• To do: Copy each line of the material below that includes the string "title".

• Supplied data:
.....

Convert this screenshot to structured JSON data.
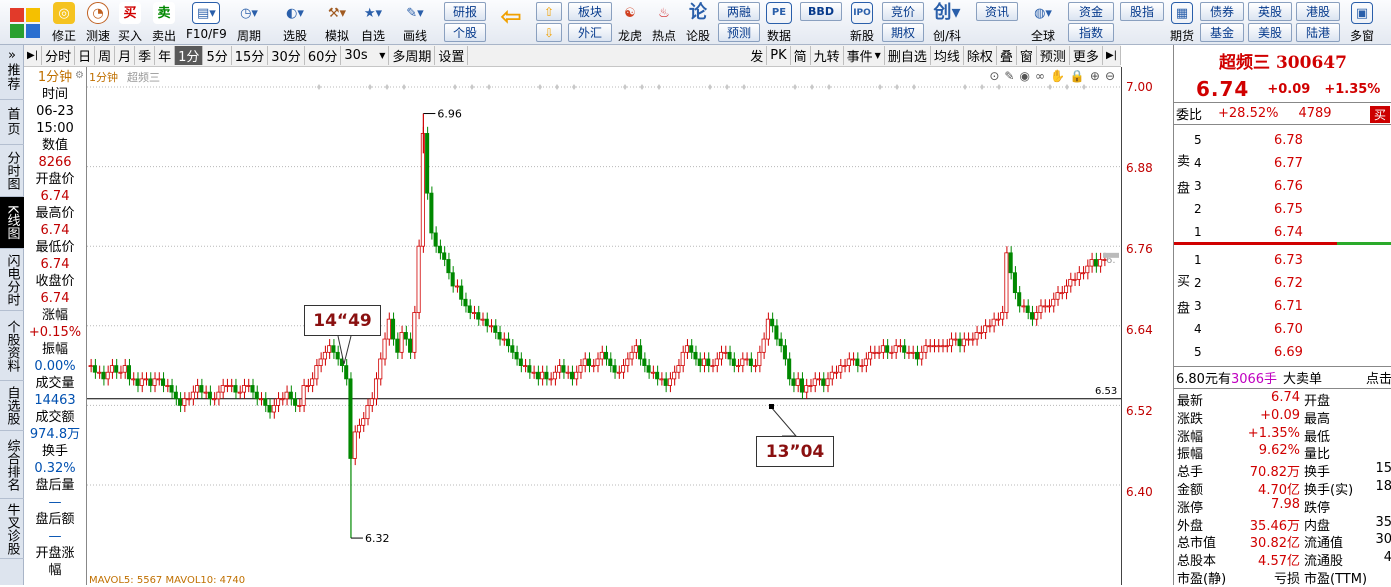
{
  "toolbar": {
    "items": [
      {
        "label": "修正",
        "icon": "revise-icon",
        "color": "#e8a20a",
        "glyph": "◎"
      },
      {
        "label": "测速",
        "icon": "speedometer-icon",
        "color": "#d08030",
        "glyph": "◔"
      },
      {
        "label": "买入",
        "icon": "buy-icon",
        "color": "#d00000",
        "glyph": "买"
      },
      {
        "label": "卖出",
        "icon": "sell-icon",
        "color": "#008800",
        "glyph": "卖"
      },
      {
        "label": "F10/F9",
        "icon": "f10-icon",
        "color": "#3a6fb8",
        "glyph": "▤"
      },
      {
        "label": "周期",
        "icon": "period-icon",
        "color": "#3a6fb8",
        "glyph": "◷"
      },
      {
        "label": "选股",
        "icon": "stock-picker-icon",
        "color": "#2a5faa",
        "glyph": "◐"
      },
      {
        "label": "模拟",
        "icon": "simulate-icon",
        "color": "#a05a20",
        "glyph": "⚒"
      },
      {
        "label": "自选",
        "icon": "watchlist-icon",
        "color": "#2a5faa",
        "glyph": "★"
      },
      {
        "label": "画线",
        "icon": "draw-line-icon",
        "color": "#2a5faa",
        "glyph": "✎"
      }
    ],
    "research": "研报",
    "stock": "个股",
    "sector": "板块",
    "forex": "外汇",
    "items2": [
      {
        "label": "龙虎",
        "icon": "dragon-tiger-icon",
        "color": "#d04020",
        "glyph": "☯"
      },
      {
        "label": "热点",
        "icon": "hot-icon",
        "color": "#d02020",
        "glyph": "♨"
      },
      {
        "label": "论股",
        "icon": "discuss-icon",
        "color": "#2a5faa",
        "glyph": "论"
      }
    ],
    "two_finance": "两融",
    "forecast": "预测",
    "data_label": "数据",
    "pe": "PE",
    "bbd": "BBD",
    "new_stock": "新股",
    "bid": "竞价",
    "options": "期权",
    "chuangke": "创/科",
    "news": "资讯",
    "global": "全球",
    "funds": "资金",
    "index": "指数",
    "stock_index": "股指",
    "period_label": "期货",
    "bonds": "债券",
    "fund": "基金",
    "uk_stock": "英股",
    "us_stock": "美股",
    "hk_stock": "港股",
    "lugang": "陆港",
    "multi_window": "多窗"
  },
  "leftbar": {
    "tabs": [
      {
        "label": "推荐",
        "active": false
      },
      {
        "label": "首页",
        "active": false
      },
      {
        "label": "分时图",
        "active": false
      },
      {
        "label": "K线图",
        "active": true
      },
      {
        "label": "闪电分时",
        "active": false
      },
      {
        "label": "个股资料",
        "active": false
      },
      {
        "label": "自选股",
        "active": false
      },
      {
        "label": "综合排名",
        "active": false
      },
      {
        "label": "牛叉诊股",
        "active": false
      }
    ]
  },
  "periodbar": {
    "tabs": [
      "分时",
      "日",
      "周",
      "月",
      "季",
      "年",
      "1分",
      "5分",
      "15分",
      "30分",
      "60分",
      "30s"
    ],
    "selected": "1分",
    "multi_period": "多周期",
    "settings": "设置",
    "right_tabs": [
      "发",
      "PK",
      "简",
      "九转",
      "事件",
      "删自选",
      "均线",
      "除权",
      "叠",
      "窗",
      "预测",
      "更多"
    ]
  },
  "chart_header": {
    "period_label": "1分钟",
    "stock_name": "超频三"
  },
  "infopanel": {
    "time_label": "时间",
    "date": "06-23",
    "time": "15:00",
    "value_label": "数值",
    "value": "8266",
    "open_label": "开盘价",
    "open": "6.74",
    "high_label": "最高价",
    "high": "6.74",
    "low_label": "最低价",
    "low": "6.74",
    "close_label": "收盘价",
    "close": "6.74",
    "change_label": "涨幅",
    "change": "+0.15%",
    "amplitude_label": "振幅",
    "amplitude": "0.00%",
    "volume_label": "成交量",
    "volume": "14463",
    "turnover_label": "成交额",
    "turnover": "974.8万",
    "turnover_rate_label": "换手",
    "turnover_rate": "0.32%",
    "after_vol_label": "盘后量",
    "after_vol": "—",
    "after_amt_label": "盘后额",
    "after_amt": "—",
    "open_change_label": "开盘涨幅"
  },
  "chart_data": {
    "type": "candlestick",
    "title": "超频三 300647 1分钟",
    "y_ticks": [
      "7.00",
      "6.88",
      "6.76",
      "6.64",
      "6.52",
      "6.40"
    ],
    "ylim": [
      6.28,
      7.0
    ],
    "max_marker": "6.96",
    "min_marker": "6.32",
    "price_line": "6.53",
    "annotation1": "14“49",
    "annotation2": "13”04",
    "right_edge_label": "6.",
    "volume_legend": "MAVOL5: 5567  MAVOL10: 4740",
    "series": [
      {
        "name": "price",
        "values": [
          6.58,
          6.57,
          6.57,
          6.56,
          6.57,
          6.58,
          6.57,
          6.57,
          6.58,
          6.56,
          6.56,
          6.55,
          6.56,
          6.56,
          6.55,
          6.56,
          6.56,
          6.55,
          6.55,
          6.54,
          6.53,
          6.52,
          6.53,
          6.53,
          6.54,
          6.55,
          6.54,
          6.54,
          6.53,
          6.53,
          6.54,
          6.55,
          6.55,
          6.55,
          6.54,
          6.54,
          6.55,
          6.55,
          6.54,
          6.53,
          6.53,
          6.52,
          6.51,
          6.52,
          6.53,
          6.53,
          6.54,
          6.53,
          6.52,
          6.52,
          6.55,
          6.55,
          6.56,
          6.58,
          6.59,
          6.6,
          6.61,
          6.6,
          6.59,
          6.58,
          6.56,
          6.44,
          6.48,
          6.49,
          6.5,
          6.52,
          6.53,
          6.56,
          6.59,
          6.62,
          6.65,
          6.62,
          6.6,
          6.63,
          6.62,
          6.6,
          6.66,
          6.76,
          6.93,
          6.84,
          6.78,
          6.76,
          6.75,
          6.74,
          6.72,
          6.7,
          6.7,
          6.68,
          6.67,
          6.66,
          6.66,
          6.65,
          6.65,
          6.64,
          6.64,
          6.63,
          6.62,
          6.62,
          6.61,
          6.6,
          6.59,
          6.58,
          6.58,
          6.57,
          6.57,
          6.56,
          6.57,
          6.56,
          6.56,
          6.57,
          6.58,
          6.57,
          6.57,
          6.56,
          6.57,
          6.58,
          6.59,
          6.58,
          6.58,
          6.59,
          6.6,
          6.59,
          6.58,
          6.57,
          6.57,
          6.58,
          6.59,
          6.6,
          6.61,
          6.59,
          6.58,
          6.57,
          6.57,
          6.56,
          6.56,
          6.55,
          6.56,
          6.57,
          6.58,
          6.6,
          6.61,
          6.6,
          6.59,
          6.58,
          6.59,
          6.58,
          6.58,
          6.59,
          6.6,
          6.6,
          6.59,
          6.58,
          6.58,
          6.59,
          6.59,
          6.58,
          6.58,
          6.6,
          6.62,
          6.65,
          6.64,
          6.62,
          6.61,
          6.59,
          6.56,
          6.55,
          6.56,
          6.54,
          6.55,
          6.55,
          6.56,
          6.56,
          6.55,
          6.56,
          6.57,
          6.57,
          6.58,
          6.58,
          6.59,
          6.59,
          6.58,
          6.58,
          6.59,
          6.6,
          6.6,
          6.6,
          6.61,
          6.6,
          6.6,
          6.61,
          6.61,
          6.6,
          6.6,
          6.6,
          6.59,
          6.6,
          6.61,
          6.61,
          6.61,
          6.61,
          6.61,
          6.61,
          6.62,
          6.62,
          6.61,
          6.62,
          6.62,
          6.62,
          6.63,
          6.63,
          6.64,
          6.64,
          6.65,
          6.65,
          6.66,
          6.75,
          6.72,
          6.69,
          6.67,
          6.67,
          6.66,
          6.65,
          6.66,
          6.67,
          6.67,
          6.67,
          6.68,
          6.69,
          6.69,
          6.7,
          6.71,
          6.71,
          6.72,
          6.72,
          6.73,
          6.74,
          6.73,
          6.74,
          6.74
        ]
      }
    ]
  },
  "rightpanel": {
    "title": "超频三 300647",
    "price": "6.74",
    "change": "+0.09",
    "change_pct": "+1.35%",
    "weibi_label": "委比",
    "weibi": "+28.52%",
    "weicha": "4789",
    "weicha_btn": "买",
    "sell_label": "卖盘",
    "buy_label": "买盘",
    "asks": [
      {
        "lvl": "5",
        "price": "6.78"
      },
      {
        "lvl": "4",
        "price": "6.77"
      },
      {
        "lvl": "3",
        "price": "6.76"
      },
      {
        "lvl": "2",
        "price": "6.75"
      },
      {
        "lvl": "1",
        "price": "6.74"
      }
    ],
    "bids": [
      {
        "lvl": "1",
        "price": "6.73"
      },
      {
        "lvl": "2",
        "price": "6.72"
      },
      {
        "lvl": "3",
        "price": "6.71"
      },
      {
        "lvl": "4",
        "price": "6.70"
      },
      {
        "lvl": "5",
        "price": "6.69"
      }
    ],
    "big_order_price": "6.80元有",
    "big_order_vol": "3066手",
    "big_order_label": "大卖单",
    "big_order_more": "点击",
    "stats": [
      {
        "l": "最新",
        "v": "6.74",
        "l2": "开盘",
        "v2": ""
      },
      {
        "l": "涨跌",
        "v": "+0.09",
        "l2": "最高",
        "v2": ""
      },
      {
        "l": "涨幅",
        "v": "+1.35%",
        "l2": "最低",
        "v2": ""
      },
      {
        "l": "振幅",
        "v": "9.62%",
        "l2": "量比",
        "v2": ""
      },
      {
        "l": "总手",
        "v": "70.82万",
        "l2": "换手",
        "v2": "15"
      },
      {
        "l": "金额",
        "v": "4.70亿",
        "l2": "换手(实)",
        "v2": "18"
      },
      {
        "l": "涨停",
        "v": "7.98",
        "l2": "跌停",
        "v2": ""
      },
      {
        "l": "外盘",
        "v": "35.46万",
        "l2": "内盘",
        "v2": "35"
      },
      {
        "l": "总市值",
        "v": "30.82亿",
        "l2": "流通值",
        "v2": "30"
      },
      {
        "l": "总股本",
        "v": "4.57亿",
        "l2": "流通股",
        "v2": "4"
      },
      {
        "l": "市盈(静)",
        "v": "亏损",
        "l2": "市盈(TTM)",
        "v2": ""
      }
    ]
  }
}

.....

• Expected answer:
    "title": "超频三 300647 1分钟",
    "title": "超频三 300647",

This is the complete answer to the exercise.